* **Data extracts**
◇ ◇ ◇
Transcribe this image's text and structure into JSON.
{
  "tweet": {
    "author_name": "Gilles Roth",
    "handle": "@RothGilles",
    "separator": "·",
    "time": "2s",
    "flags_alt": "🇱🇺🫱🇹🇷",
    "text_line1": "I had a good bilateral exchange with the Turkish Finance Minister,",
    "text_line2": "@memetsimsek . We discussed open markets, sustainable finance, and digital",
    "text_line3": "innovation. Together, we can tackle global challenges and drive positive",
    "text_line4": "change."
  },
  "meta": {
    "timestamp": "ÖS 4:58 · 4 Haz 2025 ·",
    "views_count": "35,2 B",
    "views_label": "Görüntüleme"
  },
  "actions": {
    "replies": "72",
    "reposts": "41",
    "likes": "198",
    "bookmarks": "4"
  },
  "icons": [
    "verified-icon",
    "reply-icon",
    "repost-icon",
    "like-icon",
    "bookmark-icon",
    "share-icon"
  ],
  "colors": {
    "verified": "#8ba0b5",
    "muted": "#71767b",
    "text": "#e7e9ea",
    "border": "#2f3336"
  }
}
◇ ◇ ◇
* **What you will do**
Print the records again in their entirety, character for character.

* **The answer**
Transcribe this image's text and structure into JSON.
{
  "tweet": {
    "author_name": "Gilles Roth",
    "handle": "@RothGilles",
    "separator": "·",
    "time": "2s",
    "flags_alt": "🇱🇺🫱🇹🇷",
    "text_line1": "I had a good bilateral exchange with the Turkish Finance Minister,",
    "text_line2": "@memetsimsek . We discussed open markets, sustainable finance, and digital",
    "text_line3": "innovation. Together, we can tackle global challenges and drive positive",
    "text_line4": "change."
  },
  "meta": {
    "timestamp": "ÖS 4:58 · 4 Haz 2025 ·",
    "views_count": "35,2 B",
    "views_label": "Görüntüleme"
  },
  "actions": {
    "replies": "72",
    "reposts": "41",
    "likes": "198",
    "bookmarks": "4"
  },
  "icons": [
    "verified-icon",
    "reply-icon",
    "repost-icon",
    "like-icon",
    "bookmark-icon",
    "share-icon"
  ],
  "colors": {
    "verified": "#8ba0b5",
    "muted": "#71767b",
    "text": "#e7e9ea",
    "border": "#2f3336"
  }
}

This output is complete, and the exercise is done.